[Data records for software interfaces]
____

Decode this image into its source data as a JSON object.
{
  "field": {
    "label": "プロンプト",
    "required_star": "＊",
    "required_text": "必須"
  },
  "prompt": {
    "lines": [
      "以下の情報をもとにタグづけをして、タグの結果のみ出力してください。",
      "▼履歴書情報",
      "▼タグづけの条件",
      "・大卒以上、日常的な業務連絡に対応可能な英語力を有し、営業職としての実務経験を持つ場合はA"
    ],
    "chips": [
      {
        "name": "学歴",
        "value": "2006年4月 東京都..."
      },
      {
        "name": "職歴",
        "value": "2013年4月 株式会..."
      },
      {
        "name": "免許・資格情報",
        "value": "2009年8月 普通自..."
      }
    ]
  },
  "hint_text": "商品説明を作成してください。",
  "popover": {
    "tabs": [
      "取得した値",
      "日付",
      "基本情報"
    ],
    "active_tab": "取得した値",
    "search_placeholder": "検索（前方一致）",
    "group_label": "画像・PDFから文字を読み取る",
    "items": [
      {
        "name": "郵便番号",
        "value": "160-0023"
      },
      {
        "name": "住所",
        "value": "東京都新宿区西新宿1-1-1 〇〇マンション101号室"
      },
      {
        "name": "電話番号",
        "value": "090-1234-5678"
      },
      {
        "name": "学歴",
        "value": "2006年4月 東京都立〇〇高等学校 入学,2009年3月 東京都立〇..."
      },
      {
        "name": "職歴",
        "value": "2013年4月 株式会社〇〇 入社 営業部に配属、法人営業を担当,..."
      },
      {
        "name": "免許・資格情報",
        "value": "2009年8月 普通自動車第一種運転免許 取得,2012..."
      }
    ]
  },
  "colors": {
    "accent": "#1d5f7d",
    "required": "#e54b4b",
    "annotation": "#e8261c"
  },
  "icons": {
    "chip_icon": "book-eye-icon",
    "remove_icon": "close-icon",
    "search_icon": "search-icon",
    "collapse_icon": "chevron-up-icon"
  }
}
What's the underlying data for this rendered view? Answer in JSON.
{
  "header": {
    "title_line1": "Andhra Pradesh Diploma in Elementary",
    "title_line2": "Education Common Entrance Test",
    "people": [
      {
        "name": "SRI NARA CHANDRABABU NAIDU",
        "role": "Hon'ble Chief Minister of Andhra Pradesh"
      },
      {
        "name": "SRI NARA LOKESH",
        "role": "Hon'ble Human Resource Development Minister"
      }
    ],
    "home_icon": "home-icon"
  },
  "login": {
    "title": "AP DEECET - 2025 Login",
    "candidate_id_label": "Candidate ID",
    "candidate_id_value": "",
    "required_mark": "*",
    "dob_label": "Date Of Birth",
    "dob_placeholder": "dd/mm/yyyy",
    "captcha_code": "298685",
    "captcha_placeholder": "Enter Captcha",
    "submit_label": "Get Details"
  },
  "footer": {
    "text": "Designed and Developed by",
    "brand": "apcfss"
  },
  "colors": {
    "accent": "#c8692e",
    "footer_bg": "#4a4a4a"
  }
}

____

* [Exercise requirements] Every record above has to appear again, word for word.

* [Solution]
Decode this image into its source data as a JSON object.
{
  "field": {
    "label": "プロンプト",
    "required_star": "＊",
    "required_text": "必須"
  },
  "prompt": {
    "lines": [
      "以下の情報をもとにタグづけをして、タグの結果のみ出力してください。",
      "▼履歴書情報",
      "▼タグづけの条件",
      "・大卒以上、日常的な業務連絡に対応可能な英語力を有し、営業職としての実務経験を持つ場合はA"
    ],
    "chips": [
      {
        "name": "学歴",
        "value": "2006年4月 東京都..."
      },
      {
        "name": "職歴",
        "value": "2013年4月 株式会..."
      },
      {
        "name": "免許・資格情報",
        "value": "2009年8月 普通自..."
      }
    ]
  },
  "hint_text": "商品説明を作成してください。",
  "popover": {
    "tabs": [
      "取得した値",
      "日付",
      "基本情報"
    ],
    "active_tab": "取得した値",
    "search_placeholder": "検索（前方一致）",
    "group_label": "画像・PDFから文字を読み取る",
    "items": [
      {
        "name": "郵便番号",
        "value": "160-0023"
      },
      {
        "name": "住所",
        "value": "東京都新宿区西新宿1-1-1 〇〇マンション101号室"
      },
      {
        "name": "電話番号",
        "value": "090-1234-5678"
      },
      {
        "name": "学歴",
        "value": "2006年4月 東京都立〇〇高等学校 入学,2009年3月 東京都立〇..."
      },
      {
        "name": "職歴",
        "value": "2013年4月 株式会社〇〇 入社 営業部に配属、法人営業を担当,..."
      },
      {
        "name": "免許・資格情報",
        "value": "2009年8月 普通自動車第一種運転免許 取得,2012..."
      }
    ]
  },
  "colors": {
    "accent": "#1d5f7d",
    "required": "#e54b4b",
    "annotation": "#e8261c"
  },
  "icons": {
    "chip_icon": "book-eye-icon",
    "remove_icon": "close-icon",
    "search_icon": "search-icon",
    "collapse_icon": "chevron-up-icon"
  }
}
What's the underlying data for this rendered view? Answer in JSON.
{
  "header": {
    "title_line1": "Andhra Pradesh Diploma in Elementary",
    "title_line2": "Education Common Entrance Test",
    "people": [
      {
        "name": "SRI NARA CHANDRABABU NAIDU",
        "role": "Hon'ble Chief Minister of Andhra Pradesh"
      },
      {
        "name": "SRI NARA LOKESH",
        "role": "Hon'ble Human Resource Development Minister"
      }
    ],
    "home_icon": "home-icon"
  },
  "login": {
    "title": "AP DEECET - 2025 Login",
    "candidate_id_label": "Candidate ID",
    "candidate_id_value": "",
    "required_mark": "*",
    "dob_label": "Date Of Birth",
    "dob_placeholder": "dd/mm/yyyy",
    "captcha_code": "298685",
    "captcha_placeholder": "Enter Captcha",
    "submit_label": "Get Details"
  },
  "footer": {
    "text": "Designed and Developed by",
    "brand": "apcfss"
  },
  "colors": {
    "accent": "#c8692e",
    "footer_bg": "#4a4a4a"
  }
}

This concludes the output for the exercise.